• _Work item_
Every line below should be copied out exactly.

• _Dataset extract_
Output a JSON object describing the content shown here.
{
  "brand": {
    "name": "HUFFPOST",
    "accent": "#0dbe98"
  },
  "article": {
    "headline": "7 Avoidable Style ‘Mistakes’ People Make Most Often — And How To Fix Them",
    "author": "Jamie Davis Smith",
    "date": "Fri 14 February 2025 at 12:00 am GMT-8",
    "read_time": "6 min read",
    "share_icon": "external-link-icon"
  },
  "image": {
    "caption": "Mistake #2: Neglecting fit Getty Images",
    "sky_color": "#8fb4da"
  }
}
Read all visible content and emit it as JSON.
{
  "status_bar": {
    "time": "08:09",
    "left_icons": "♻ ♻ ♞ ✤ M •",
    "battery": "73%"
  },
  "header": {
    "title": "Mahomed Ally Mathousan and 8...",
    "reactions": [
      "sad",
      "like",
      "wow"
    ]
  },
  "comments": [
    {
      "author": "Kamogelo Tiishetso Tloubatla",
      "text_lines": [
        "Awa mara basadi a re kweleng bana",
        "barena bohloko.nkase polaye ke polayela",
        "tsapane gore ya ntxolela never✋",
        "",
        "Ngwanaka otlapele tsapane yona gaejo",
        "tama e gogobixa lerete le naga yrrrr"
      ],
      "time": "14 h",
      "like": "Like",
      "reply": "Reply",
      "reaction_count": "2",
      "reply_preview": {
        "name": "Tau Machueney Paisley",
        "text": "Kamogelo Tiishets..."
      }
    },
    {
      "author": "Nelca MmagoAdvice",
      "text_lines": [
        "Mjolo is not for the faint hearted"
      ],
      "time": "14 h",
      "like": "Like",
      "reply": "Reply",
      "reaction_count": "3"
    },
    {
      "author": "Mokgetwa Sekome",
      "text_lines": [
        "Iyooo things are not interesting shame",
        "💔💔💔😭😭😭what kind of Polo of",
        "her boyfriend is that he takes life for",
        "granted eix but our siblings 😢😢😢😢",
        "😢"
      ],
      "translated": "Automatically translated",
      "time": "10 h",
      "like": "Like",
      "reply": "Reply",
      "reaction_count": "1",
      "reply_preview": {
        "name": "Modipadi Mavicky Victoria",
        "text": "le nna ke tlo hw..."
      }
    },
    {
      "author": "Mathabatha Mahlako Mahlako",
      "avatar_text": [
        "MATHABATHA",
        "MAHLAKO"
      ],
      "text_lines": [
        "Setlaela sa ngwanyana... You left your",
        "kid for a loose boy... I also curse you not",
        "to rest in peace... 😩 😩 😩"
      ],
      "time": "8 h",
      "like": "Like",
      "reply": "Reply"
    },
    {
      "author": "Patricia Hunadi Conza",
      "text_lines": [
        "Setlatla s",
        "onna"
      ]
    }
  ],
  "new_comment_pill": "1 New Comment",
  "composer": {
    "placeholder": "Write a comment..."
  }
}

• _Task result_
Output a JSON object describing the content shown here.
{
  "brand": {
    "name": "HUFFPOST",
    "accent": "#0dbe98"
  },
  "article": {
    "headline": "7 Avoidable Style ‘Mistakes’ People Make Most Often — And How To Fix Them",
    "author": "Jamie Davis Smith",
    "date": "Fri 14 February 2025 at 12:00 am GMT-8",
    "read_time": "6 min read",
    "share_icon": "external-link-icon"
  },
  "image": {
    "caption": "Mistake #2: Neglecting fit Getty Images",
    "sky_color": "#8fb4da"
  }
}
Read all visible content and emit it as JSON.
{
  "status_bar": {
    "time": "08:09",
    "left_icons": "♻ ♻ ♞ ✤ M •",
    "battery": "73%"
  },
  "header": {
    "title": "Mahomed Ally Mathousan and 8...",
    "reactions": [
      "sad",
      "like",
      "wow"
    ]
  },
  "comments": [
    {
      "author": "Kamogelo Tiishetso Tloubatla",
      "text_lines": [
        "Awa mara basadi a re kweleng bana",
        "barena bohloko.nkase polaye ke polayela",
        "tsapane gore ya ntxolela never✋",
        "",
        "Ngwanaka otlapele tsapane yona gaejo",
        "tama e gogobixa lerete le naga yrrrr"
      ],
      "time": "14 h",
      "like": "Like",
      "reply": "Reply",
      "reaction_count": "2",
      "reply_preview": {
        "name": "Tau Machueney Paisley",
        "text": "Kamogelo Tiishets..."
      }
    },
    {
      "author": "Nelca MmagoAdvice",
      "text_lines": [
        "Mjolo is not for the faint hearted"
      ],
      "time": "14 h",
      "like": "Like",
      "reply": "Reply",
      "reaction_count": "3"
    },
    {
      "author": "Mokgetwa Sekome",
      "text_lines": [
        "Iyooo things are not interesting shame",
        "💔💔💔😭😭😭what kind of Polo of",
        "her boyfriend is that he takes life for",
        "granted eix but our siblings 😢😢😢😢",
        "😢"
      ],
      "translated": "Automatically translated",
      "time": "10 h",
      "like": "Like",
      "reply": "Reply",
      "reaction_count": "1",
      "reply_preview": {
        "name": "Modipadi Mavicky Victoria",
        "text": "le nna ke tlo hw..."
      }
    },
    {
      "author": "Mathabatha Mahlako Mahlako",
      "avatar_text": [
        "MATHABATHA",
        "MAHLAKO"
      ],
      "text_lines": [
        "Setlaela sa ngwanyana... You left your",
        "kid for a loose boy... I also curse you not",
        "to rest in peace... 😩 😩 😩"
      ],
      "time": "8 h",
      "like": "Like",
      "reply": "Reply"
    },
    {
      "author": "Patricia Hunadi Conza",
      "text_lines": [
        "Setlatla s",
        "onna"
      ]
    }
  ],
  "new_comment_pill": "1 New Comment",
  "composer": {
    "placeholder": "Write a comment..."
  }
}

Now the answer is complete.